[Exercise description]: Note every line in the entries that contains the string "JSON", and copy it.

▶

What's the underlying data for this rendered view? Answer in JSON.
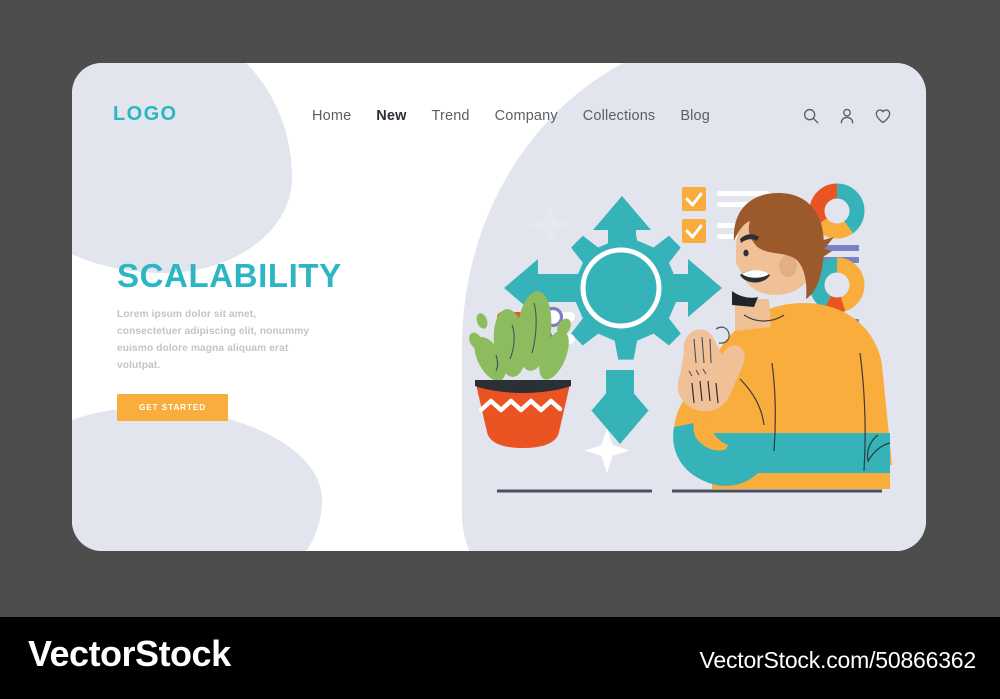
{
  "page": {
    "background_color": "#4d4d4d",
    "card_background": "#ffffff",
    "blob_color": "#e2e5ee"
  },
  "header": {
    "logo": "LOGO",
    "logo_color": "#2cb6c4",
    "nav": [
      {
        "label": "Home",
        "active": false
      },
      {
        "label": "New",
        "active": true
      },
      {
        "label": "Trend",
        "active": false
      },
      {
        "label": "Company",
        "active": false
      },
      {
        "label": "Collections",
        "active": false
      },
      {
        "label": "Blog",
        "active": false
      }
    ],
    "icons": [
      {
        "name": "search-icon"
      },
      {
        "name": "user-icon"
      },
      {
        "name": "heart-icon"
      }
    ]
  },
  "hero": {
    "title": "SCALABILITY",
    "title_color": "#2cb6c4",
    "description": "Lorem ipsum dolor sit amet, consectetuer adipiscing elit, nonummy euismo dolore magna aliquam erat volutpat.",
    "cta_label": "GET STARTED",
    "cta_color": "#f9ad3c"
  },
  "illustration": {
    "name": "scalability-scene",
    "teal": "#35b3b8",
    "orange": "#f9ad3c",
    "red_orange": "#ea5322",
    "purple": "#7b7fc4",
    "skin": "#f0c096",
    "hair": "#9c5a2c",
    "ground_line": "#4a4f63",
    "checkboxes": [
      {
        "checked": true
      },
      {
        "checked": true
      }
    ],
    "sliders": [
      {
        "fill_percent": 66
      },
      {
        "fill_percent": 54
      }
    ],
    "donut_charts": [
      {
        "name": "donut-chart-top",
        "segments": [
          {
            "color": "#35b3b8",
            "percent": 40
          },
          {
            "color": "#f9ad3c",
            "percent": 25
          },
          {
            "color": "#ea5322",
            "percent": 35
          }
        ]
      },
      {
        "name": "donut-chart-bottom",
        "segments": [
          {
            "color": "#f9ad3c",
            "percent": 45
          },
          {
            "color": "#ea5322",
            "percent": 13
          },
          {
            "color": "#35b3b8",
            "percent": 42
          }
        ]
      }
    ],
    "arrows": [
      "up",
      "right",
      "down",
      "left"
    ],
    "plant": {
      "pot_color": "#ea5322",
      "leaf_color": "#8cbc5e"
    }
  },
  "watermark": {
    "brand": "VectorStock",
    "url": "VectorStock.com/50866362"
  }
}
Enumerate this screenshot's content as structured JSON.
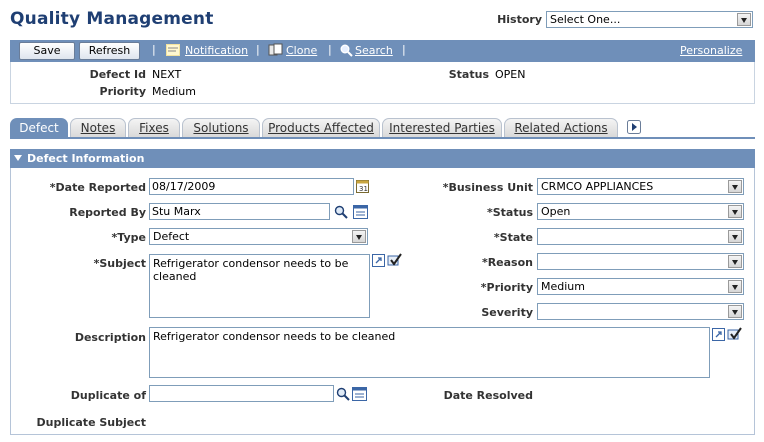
{
  "page": {
    "title": "Quality Management"
  },
  "history": {
    "label": "History",
    "value": "Select One..."
  },
  "toolbar": {
    "save": "Save",
    "refresh": "Refresh",
    "notification": "Notification",
    "clone": "Clone",
    "search": "Search",
    "personalize": "Personalize"
  },
  "header": {
    "defect_id_label": "Defect Id",
    "defect_id": "NEXT",
    "priority_label": "Priority",
    "priority": "Medium",
    "status_label": "Status",
    "status": "OPEN"
  },
  "tabs": [
    "Defect",
    "Notes",
    "Fixes",
    "Solutions",
    "Products Affected",
    "Interested Parties",
    "Related Actions"
  ],
  "section": {
    "title": "Defect Information"
  },
  "form": {
    "date_reported_label": "*Date Reported",
    "date_reported": "08/17/2009",
    "reported_by_label": "Reported By",
    "reported_by": "Stu Marx",
    "type_label": "*Type",
    "type": "Defect",
    "subject_label": "*Subject",
    "subject": "Refrigerator condensor needs to be cleaned",
    "description_label": "Description",
    "description": "Refrigerator condensor needs to be cleaned",
    "duplicate_of_label": "Duplicate of",
    "duplicate_of": "",
    "duplicate_subject_label": "Duplicate Subject",
    "business_unit_label": "*Business Unit",
    "business_unit": "CRMCO APPLIANCES",
    "status_label": "*Status",
    "status": "Open",
    "state_label": "*State",
    "state": "",
    "reason_label": "*Reason",
    "reason": "",
    "priority_label": "*Priority",
    "priority": "Medium",
    "severity_label": "Severity",
    "severity": "",
    "date_resolved_label": "Date Resolved"
  }
}
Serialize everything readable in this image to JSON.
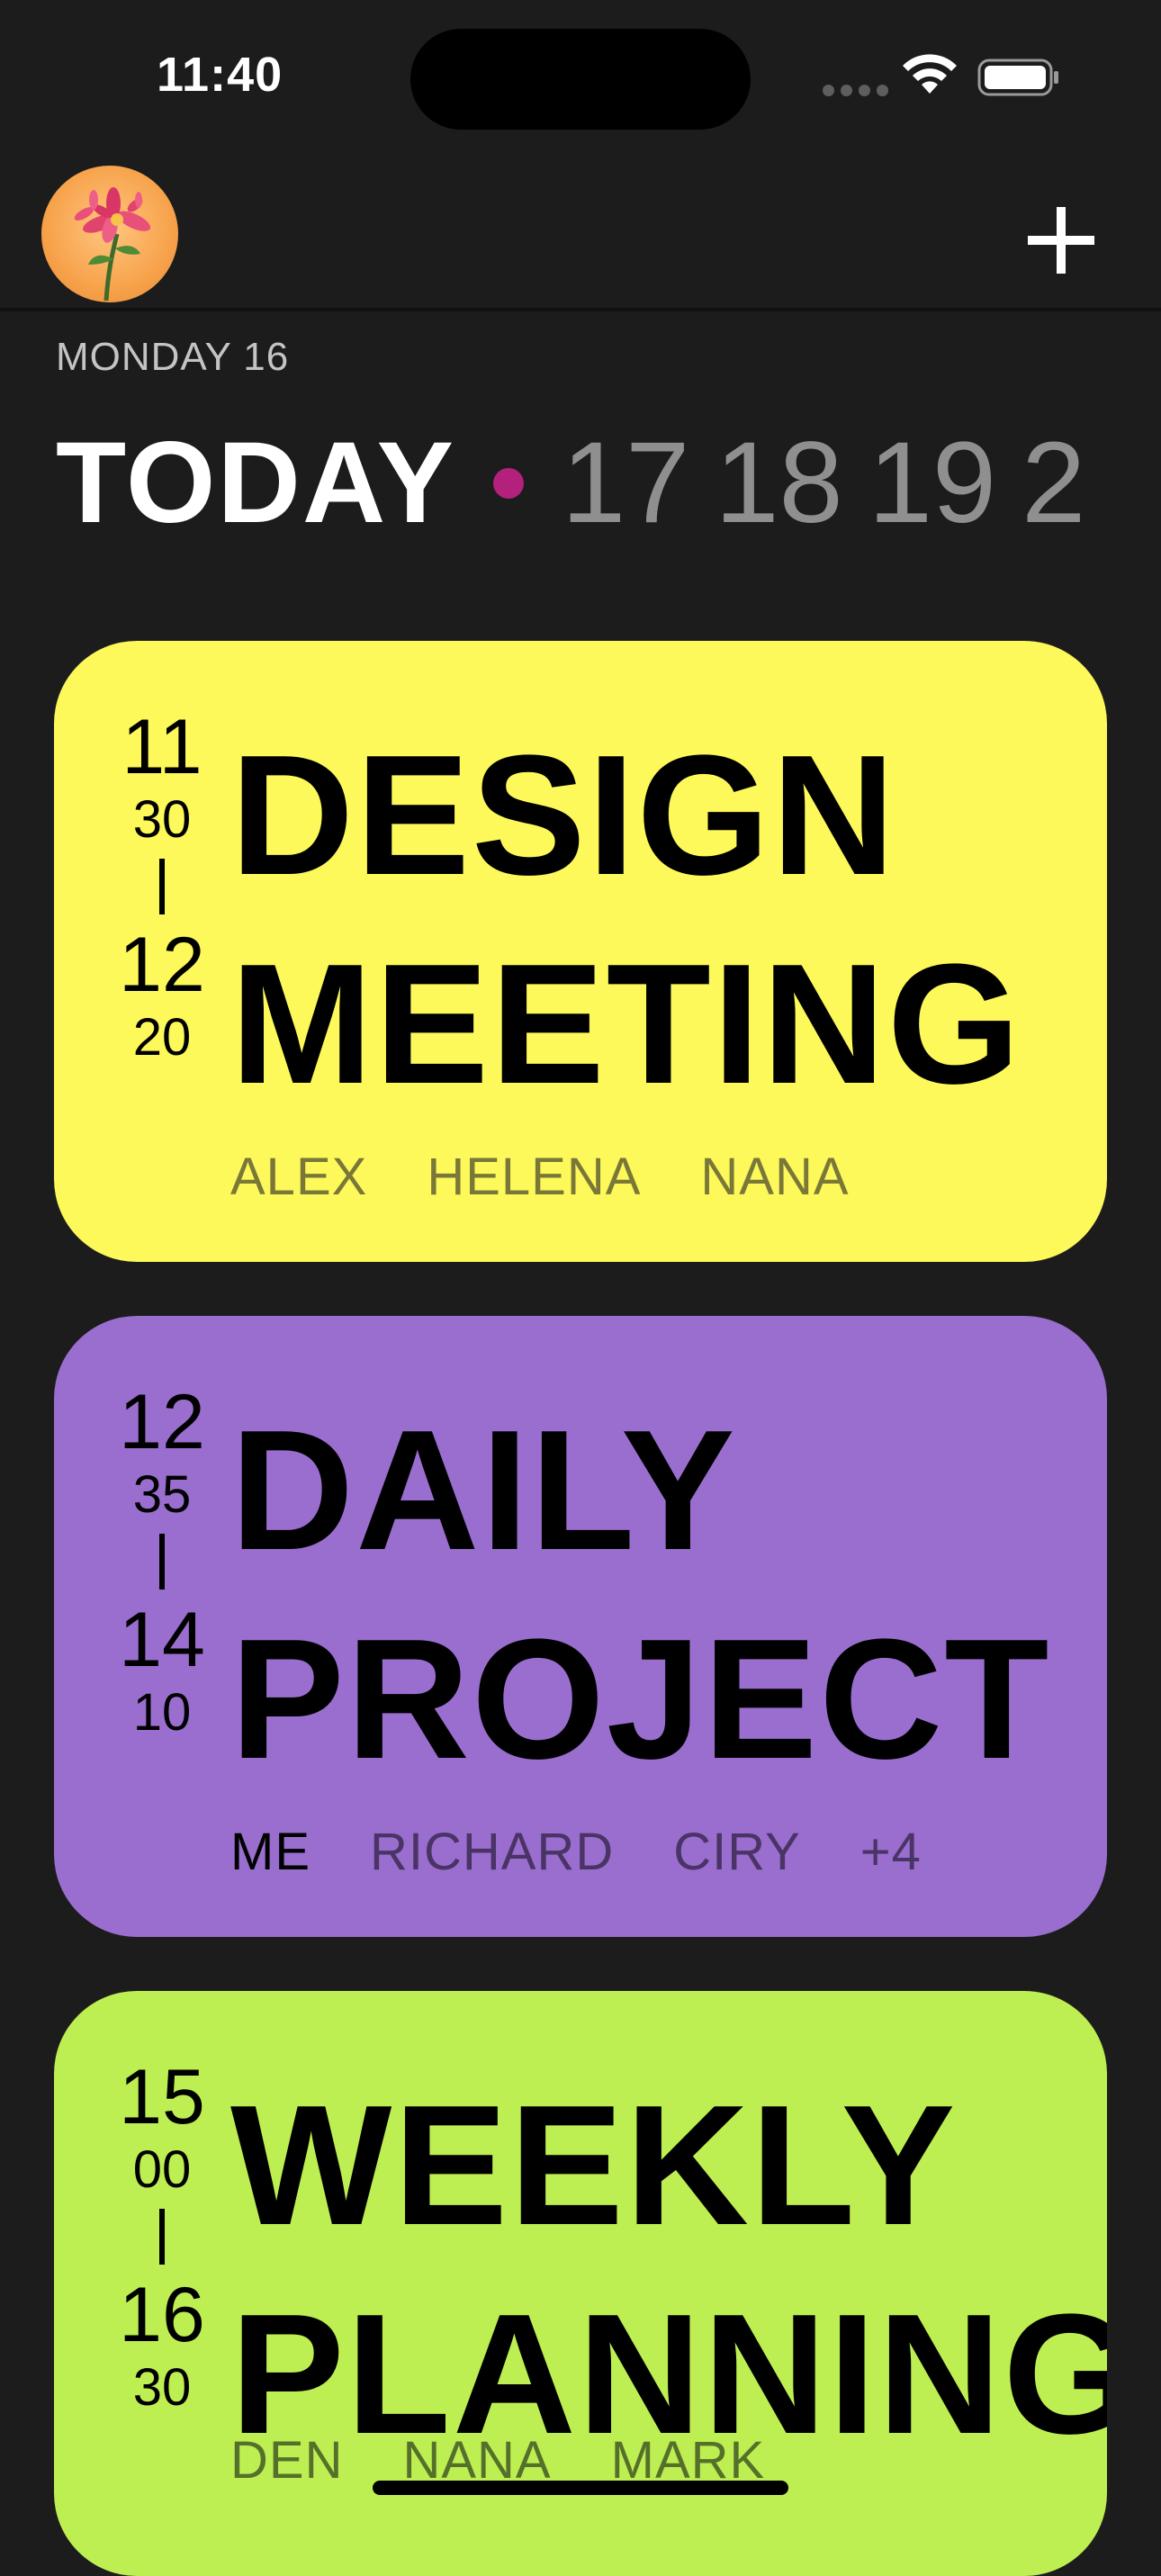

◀

[Written solution]:
What's the underlying data for this rendered view? Answer in JSON.
Enumerate this screenshot's content as structured JSON.
Serialize everything readable in this image to JSON.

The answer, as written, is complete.